Three industry insiders give their views on this contentious issue.
Tony Piattelli (Mortgage specialist, Quantus Mortgage Solutions):
“I don’t charge cancellation fees, so my initial response was, we shouldn’t. But in certain cases – if you’re doing a build or working with someone to repair credit – I do think you should be able to charge a fee.
With those files, there’s nothing to tie clients to us. There’s no thanks for the work we’ve already done. For a standard deal taking 30 or 60 days to go through, however, you don’t need cancellation fees.
There’s a differentiating factor that should be considered, particularly for those situations where there’s greater time investment on the part of the broker. People shouldn’t be getting access to our time and knowledge without some compensation.”
Andy MacDonald (Mortgage broker, Domus Financial Corporation):
“Mortgage brokers have every right to be compensated for their services. By specifying an amount for liquidated damages – not a penalty or cancellation fee – in my closing documentation, I can be compensated for my services should the mortgage fail to close. I usually choose a nominal amount for the liquidated damages, demonstrating my goodwill toward the client.
I want the mortgage to close because I’ll be paid more if it closes than whatever I collect from liquidated damages. This simple clause solidifies the relationship with my client, and I almost never have to collect. When I provide a service, I expect to be compensated for it.”
Karen Boies (Mortgage planner, Dominion Lending Centres City Wide Mortgage Services ):
“In some situations, I wish I could have charged a cancellation fee – for instance, when I’ve done all the work and the client chooses not to commit.
The first time it happened to me, I was helping a first-time buyer for more than six months. I got her approved with the rate, terms and conditions … [that] were best for her long-term plans. She signed off on the commitment but didn’t complete the mortgage with me. She took the commitment to her own bank, and they matched the rate.
Cancellation fees won’t stop this situation, but will prompt a conversation that might have the client thinking about their commitment to us.”
Taking back your time

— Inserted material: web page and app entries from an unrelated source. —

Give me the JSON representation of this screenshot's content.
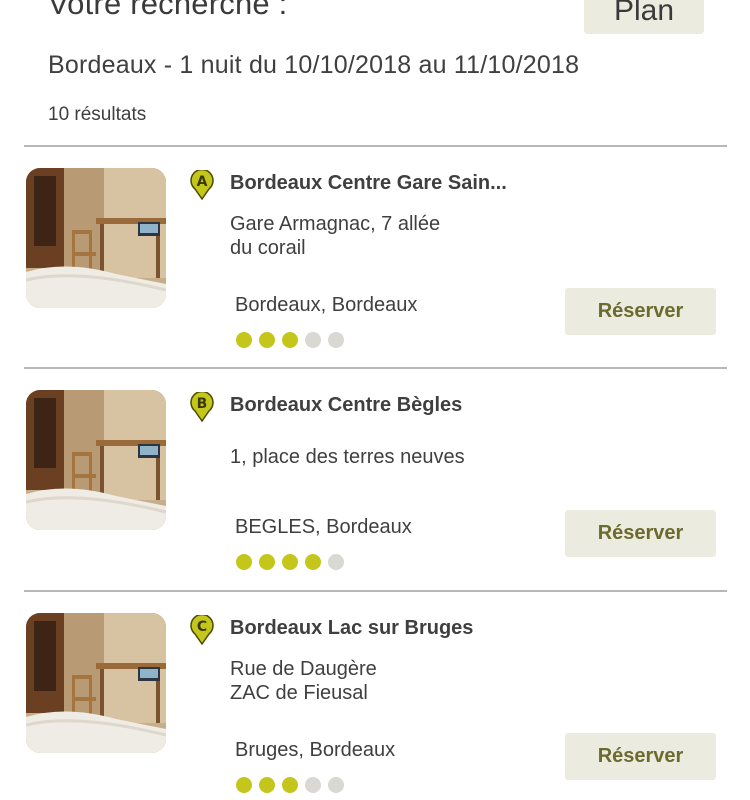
{
  "header": {
    "title": "Votre recherche :",
    "plan_label": "Plan"
  },
  "search": {
    "summary": "Bordeaux - 1 nuit du 10/10/2018 au 11/10/2018",
    "results_count": "10 résultats"
  },
  "colors": {
    "rating_on": "#c4c61c",
    "rating_off": "#d9d8d3",
    "button_bg": "#ecebe0",
    "marker": "#c4c61c"
  },
  "hotels": [
    {
      "marker": "A",
      "name": "Bordeaux Centre Gare Sain...",
      "address": [
        "Gare Armagnac, 7 allée",
        "du corail"
      ],
      "city": "Bordeaux, Bordeaux",
      "rating": 3,
      "rating_max": 5,
      "reserve_label": "Réserver",
      "image": "hotel-room-photo"
    },
    {
      "marker": "B",
      "name": "Bordeaux Centre Bègles",
      "address": [
        "",
        "1, place des terres neuves"
      ],
      "city": "BEGLES, Bordeaux",
      "rating": 4,
      "rating_max": 5,
      "reserve_label": "Réserver",
      "image": "hotel-room-photo"
    },
    {
      "marker": "C",
      "name": "Bordeaux Lac sur Bruges",
      "address": [
        "Rue de Daugère",
        "ZAC de Fieusal"
      ],
      "city": "Bruges, Bordeaux",
      "rating": 3,
      "rating_max": 5,
      "reserve_label": "Réserver",
      "image": "hotel-room-photo"
    }
  ]
}
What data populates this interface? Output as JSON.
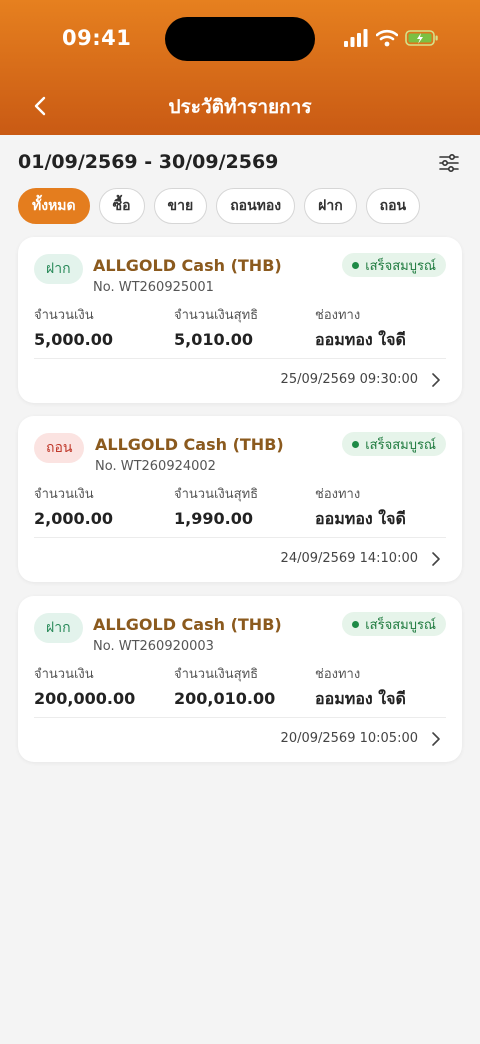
{
  "status_bar": {
    "time": "09:41"
  },
  "header": {
    "title": "ประวัติทำรายการ"
  },
  "date_range": "01/09/2569 - 30/09/2569",
  "filters": [
    {
      "label": "ทั้งหมด",
      "active": true
    },
    {
      "label": "ซื้อ",
      "active": false
    },
    {
      "label": "ขาย",
      "active": false
    },
    {
      "label": "ถอนทอง",
      "active": false
    },
    {
      "label": "ฝาก",
      "active": false
    },
    {
      "label": "ถอน",
      "active": false
    }
  ],
  "columns": {
    "amount": "จำนวนเงิน",
    "net_amount": "จำนวนเงินสุทธิ",
    "channel": "ช่องทาง"
  },
  "transactions": [
    {
      "type": "ฝาก",
      "type_kind": "deposit",
      "product": "ALLGOLD Cash (THB)",
      "number": "No. WT260925001",
      "status": "เสร็จสมบูรณ์",
      "amount": "5,000.00",
      "net_amount": "5,010.00",
      "channel": "ออมทอง ใจดี",
      "datetime": "25/09/2569 09:30:00"
    },
    {
      "type": "ถอน",
      "type_kind": "withdraw",
      "product": "ALLGOLD Cash (THB)",
      "number": "No. WT260924002",
      "status": "เสร็จสมบูรณ์",
      "amount": "2,000.00",
      "net_amount": "1,990.00",
      "channel": "ออมทอง ใจดี",
      "datetime": "24/09/2569 14:10:00"
    },
    {
      "type": "ฝาก",
      "type_kind": "deposit",
      "product": "ALLGOLD Cash (THB)",
      "number": "No. WT260920003",
      "status": "เสร็จสมบูรณ์",
      "amount": "200,000.00",
      "net_amount": "200,010.00",
      "channel": "ออมทอง ใจดี",
      "datetime": "20/09/2569 10:05:00"
    }
  ],
  "colors": {
    "accent": "#e47d1e",
    "status_green": "#1e7a3e",
    "product_brown": "#8b5a1e"
  }
}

Mortgage brokers lose income when clients back out of deals at the 11th hour. Many want to do something about this. The Mortgage Brokers Association of British Columbia (MBABC) is lobbying the provincial government to amend Section 5 of the Business Practices and Consumer Protection Act. It prohibits advance fees, including cancellation charges. The MBABC argues brokers should be compensated for the time they invested in files prior to clients opting out. However, other industry players believe cancellation fees can leave a bad taste in clients’ mouths. They argue there’s more than enough business to go around – even when a deal falls through.